Hedysarum boreale Nutt.
Family: Fabaceae
northern sweetvetch,  more...
Hedysarum boreale image
Duration: Perennial Lifeform: Forb/Herb General: Perennial, 15-60 cm tall; stems erect or spreading, simple or few-branched; herbage green and nearly glabrous to gray or silvery and minutely strigose or pilose, sometimes densely so; base of plant somewhat woody; taprooted. Leaves: Alternate, odd-pinnate, 5-11 cm long; leaflets 7-15, linear-elliptic, oblong, or obovate, 1-2 cm long, minutely brown-speckled and sparsely strigose to nearly glabrous above, strigose below, margins entire; stipules connate, clasping the stem; blades petiolate.

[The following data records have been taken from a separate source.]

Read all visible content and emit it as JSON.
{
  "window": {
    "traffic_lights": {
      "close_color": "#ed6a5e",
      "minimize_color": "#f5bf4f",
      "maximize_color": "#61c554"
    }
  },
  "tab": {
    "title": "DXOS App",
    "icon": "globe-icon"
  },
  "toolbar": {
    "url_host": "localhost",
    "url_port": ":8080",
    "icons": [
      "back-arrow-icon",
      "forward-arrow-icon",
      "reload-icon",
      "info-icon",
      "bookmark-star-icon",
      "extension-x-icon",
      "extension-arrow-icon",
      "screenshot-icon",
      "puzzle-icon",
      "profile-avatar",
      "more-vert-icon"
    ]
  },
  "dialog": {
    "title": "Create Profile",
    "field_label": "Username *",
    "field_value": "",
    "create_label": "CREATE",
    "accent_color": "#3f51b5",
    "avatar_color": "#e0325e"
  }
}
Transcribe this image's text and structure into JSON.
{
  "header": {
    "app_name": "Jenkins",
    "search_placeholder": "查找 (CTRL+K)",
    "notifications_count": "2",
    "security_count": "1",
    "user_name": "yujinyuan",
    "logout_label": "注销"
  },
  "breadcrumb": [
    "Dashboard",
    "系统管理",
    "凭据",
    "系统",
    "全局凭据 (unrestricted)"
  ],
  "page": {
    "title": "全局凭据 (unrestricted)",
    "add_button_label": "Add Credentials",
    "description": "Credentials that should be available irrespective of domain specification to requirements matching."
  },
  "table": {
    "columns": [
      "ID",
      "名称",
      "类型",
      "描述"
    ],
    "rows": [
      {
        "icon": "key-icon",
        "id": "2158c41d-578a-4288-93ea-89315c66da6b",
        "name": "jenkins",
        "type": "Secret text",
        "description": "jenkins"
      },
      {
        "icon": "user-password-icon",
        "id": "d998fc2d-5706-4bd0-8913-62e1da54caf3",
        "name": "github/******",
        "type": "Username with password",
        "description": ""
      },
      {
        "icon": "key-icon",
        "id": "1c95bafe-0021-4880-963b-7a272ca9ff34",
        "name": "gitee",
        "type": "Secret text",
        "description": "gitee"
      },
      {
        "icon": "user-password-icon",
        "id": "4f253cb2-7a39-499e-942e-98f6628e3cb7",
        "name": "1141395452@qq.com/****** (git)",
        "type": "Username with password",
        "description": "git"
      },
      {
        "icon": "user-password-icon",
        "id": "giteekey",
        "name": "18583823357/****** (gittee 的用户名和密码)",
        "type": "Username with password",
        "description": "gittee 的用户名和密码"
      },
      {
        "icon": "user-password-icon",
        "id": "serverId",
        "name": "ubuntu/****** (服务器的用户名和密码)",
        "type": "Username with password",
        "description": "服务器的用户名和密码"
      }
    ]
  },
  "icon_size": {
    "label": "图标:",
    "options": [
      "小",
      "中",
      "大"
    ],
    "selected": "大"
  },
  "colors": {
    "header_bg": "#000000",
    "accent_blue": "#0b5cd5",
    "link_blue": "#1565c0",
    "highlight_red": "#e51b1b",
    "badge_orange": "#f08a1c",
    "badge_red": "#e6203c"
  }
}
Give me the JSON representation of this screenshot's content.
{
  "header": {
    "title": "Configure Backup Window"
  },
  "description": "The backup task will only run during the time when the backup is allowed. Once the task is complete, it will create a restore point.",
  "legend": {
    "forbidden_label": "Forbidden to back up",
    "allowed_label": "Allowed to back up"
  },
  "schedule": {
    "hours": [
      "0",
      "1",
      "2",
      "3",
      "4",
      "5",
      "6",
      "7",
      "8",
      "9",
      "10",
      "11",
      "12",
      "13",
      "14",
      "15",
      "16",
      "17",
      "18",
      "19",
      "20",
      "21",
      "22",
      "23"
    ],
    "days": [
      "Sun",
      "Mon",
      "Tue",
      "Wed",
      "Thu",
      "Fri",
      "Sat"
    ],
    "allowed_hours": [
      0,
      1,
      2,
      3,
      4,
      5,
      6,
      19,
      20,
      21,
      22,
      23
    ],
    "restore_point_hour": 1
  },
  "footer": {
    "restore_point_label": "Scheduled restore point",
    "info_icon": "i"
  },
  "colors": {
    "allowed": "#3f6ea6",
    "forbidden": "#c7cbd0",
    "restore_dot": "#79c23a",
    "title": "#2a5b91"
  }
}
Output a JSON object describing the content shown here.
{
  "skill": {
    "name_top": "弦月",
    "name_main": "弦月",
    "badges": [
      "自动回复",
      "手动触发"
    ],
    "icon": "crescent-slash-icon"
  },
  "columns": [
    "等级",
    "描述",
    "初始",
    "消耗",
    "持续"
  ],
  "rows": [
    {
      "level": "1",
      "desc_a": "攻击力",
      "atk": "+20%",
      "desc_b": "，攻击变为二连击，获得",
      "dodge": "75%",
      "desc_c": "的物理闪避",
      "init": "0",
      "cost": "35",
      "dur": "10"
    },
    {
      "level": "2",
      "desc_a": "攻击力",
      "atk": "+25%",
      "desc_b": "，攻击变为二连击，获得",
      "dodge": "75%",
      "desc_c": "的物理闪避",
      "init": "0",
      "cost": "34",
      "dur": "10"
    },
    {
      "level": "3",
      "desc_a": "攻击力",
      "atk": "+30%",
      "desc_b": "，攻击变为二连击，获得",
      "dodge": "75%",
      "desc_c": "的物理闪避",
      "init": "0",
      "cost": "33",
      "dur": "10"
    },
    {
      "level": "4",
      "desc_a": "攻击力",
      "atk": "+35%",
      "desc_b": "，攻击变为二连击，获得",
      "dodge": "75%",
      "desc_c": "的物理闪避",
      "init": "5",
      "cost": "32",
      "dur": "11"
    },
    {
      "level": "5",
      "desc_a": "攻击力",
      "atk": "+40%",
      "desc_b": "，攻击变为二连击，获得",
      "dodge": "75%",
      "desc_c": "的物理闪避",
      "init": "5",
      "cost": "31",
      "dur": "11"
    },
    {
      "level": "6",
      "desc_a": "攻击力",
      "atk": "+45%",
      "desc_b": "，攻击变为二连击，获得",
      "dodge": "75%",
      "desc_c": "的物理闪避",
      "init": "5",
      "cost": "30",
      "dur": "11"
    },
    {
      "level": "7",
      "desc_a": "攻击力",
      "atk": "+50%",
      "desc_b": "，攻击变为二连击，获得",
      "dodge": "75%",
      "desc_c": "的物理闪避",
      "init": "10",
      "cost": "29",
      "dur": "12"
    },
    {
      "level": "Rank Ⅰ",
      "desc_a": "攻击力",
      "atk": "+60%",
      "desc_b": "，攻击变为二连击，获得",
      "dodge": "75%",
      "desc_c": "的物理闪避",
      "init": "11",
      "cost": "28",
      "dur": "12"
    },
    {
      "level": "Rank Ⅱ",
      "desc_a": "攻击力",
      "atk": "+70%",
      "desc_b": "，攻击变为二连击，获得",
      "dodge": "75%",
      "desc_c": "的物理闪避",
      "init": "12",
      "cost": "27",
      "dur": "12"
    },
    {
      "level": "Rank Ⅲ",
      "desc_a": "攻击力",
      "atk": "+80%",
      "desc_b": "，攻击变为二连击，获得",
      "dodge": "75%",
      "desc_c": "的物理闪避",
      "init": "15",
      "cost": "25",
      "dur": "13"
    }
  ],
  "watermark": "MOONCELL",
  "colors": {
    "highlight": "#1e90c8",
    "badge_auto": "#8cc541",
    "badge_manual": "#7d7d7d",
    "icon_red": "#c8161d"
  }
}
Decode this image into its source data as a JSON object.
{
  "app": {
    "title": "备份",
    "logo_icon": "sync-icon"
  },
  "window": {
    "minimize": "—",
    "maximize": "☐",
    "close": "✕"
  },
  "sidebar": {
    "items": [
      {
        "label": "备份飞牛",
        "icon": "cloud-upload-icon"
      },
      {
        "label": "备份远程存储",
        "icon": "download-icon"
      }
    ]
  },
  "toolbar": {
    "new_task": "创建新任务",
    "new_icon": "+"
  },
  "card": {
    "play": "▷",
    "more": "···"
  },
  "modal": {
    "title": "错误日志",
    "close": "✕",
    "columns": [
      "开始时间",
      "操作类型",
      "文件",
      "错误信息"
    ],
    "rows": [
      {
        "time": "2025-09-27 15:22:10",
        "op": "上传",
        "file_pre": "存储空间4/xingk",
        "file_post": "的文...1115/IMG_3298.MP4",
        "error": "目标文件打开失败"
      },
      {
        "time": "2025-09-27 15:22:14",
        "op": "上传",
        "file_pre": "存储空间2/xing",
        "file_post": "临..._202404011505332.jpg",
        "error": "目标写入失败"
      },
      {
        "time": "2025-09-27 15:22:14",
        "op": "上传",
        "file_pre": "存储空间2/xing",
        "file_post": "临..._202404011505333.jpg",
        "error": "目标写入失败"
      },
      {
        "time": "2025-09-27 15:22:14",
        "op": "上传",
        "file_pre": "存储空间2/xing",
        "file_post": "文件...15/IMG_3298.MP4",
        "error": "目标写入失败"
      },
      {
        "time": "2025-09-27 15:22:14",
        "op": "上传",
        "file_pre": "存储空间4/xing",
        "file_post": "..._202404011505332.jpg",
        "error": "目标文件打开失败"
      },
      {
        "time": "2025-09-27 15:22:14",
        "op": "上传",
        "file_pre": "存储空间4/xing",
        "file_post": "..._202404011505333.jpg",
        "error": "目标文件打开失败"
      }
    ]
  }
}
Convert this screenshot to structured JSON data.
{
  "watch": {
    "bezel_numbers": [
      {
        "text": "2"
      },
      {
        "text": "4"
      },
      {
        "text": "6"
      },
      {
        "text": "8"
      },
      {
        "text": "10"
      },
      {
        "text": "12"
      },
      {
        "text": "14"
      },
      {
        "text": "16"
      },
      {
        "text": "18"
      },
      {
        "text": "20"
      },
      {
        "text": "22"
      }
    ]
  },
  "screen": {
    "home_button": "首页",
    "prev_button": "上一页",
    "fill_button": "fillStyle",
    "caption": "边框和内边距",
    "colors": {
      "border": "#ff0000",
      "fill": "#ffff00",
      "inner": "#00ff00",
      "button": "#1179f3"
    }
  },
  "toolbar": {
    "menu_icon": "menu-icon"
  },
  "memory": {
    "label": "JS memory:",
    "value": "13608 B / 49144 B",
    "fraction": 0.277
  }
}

Flowers: Inflorescence an axillary raceme, few to several, broadly oblong, dense, elongating in fruit; peduncle 2-7 cm long, arising from the leaf axils; bracts lanceolate, 3-8 mm long; calyx 5-7.5 mm long, the teeth longer than the tube, glandular; corolla whitish or yellowish, sometimes faintly purple-tipped; banner 11-15 mm long; flowers May- July. Fruits: Loment, spreading or reflexed, the segments 2-5, each 6-8 mm long, greenish to straw colored, puberulent to nearly glabrous, with transverse venation. Ecology: Dry, open sites, canyons, valleys, slopes, montane habitats; 1800-2900 m (6000-9500 ft); Apache, Coconino, Mohave, and Navajo counties; central and western Canada, central, western, and southwestern U.S. Notes: Vegetatively this genus looks quite similar to Astragalus, but it can be distinguished by its fruits, which are constricted between the seeds. Hedysarum boreale is a host plant for clouded sulphur, Queen Alexandra-s sulphur, Melissa blue, and silvery blue butterflies. Editor: Springer et al. 2008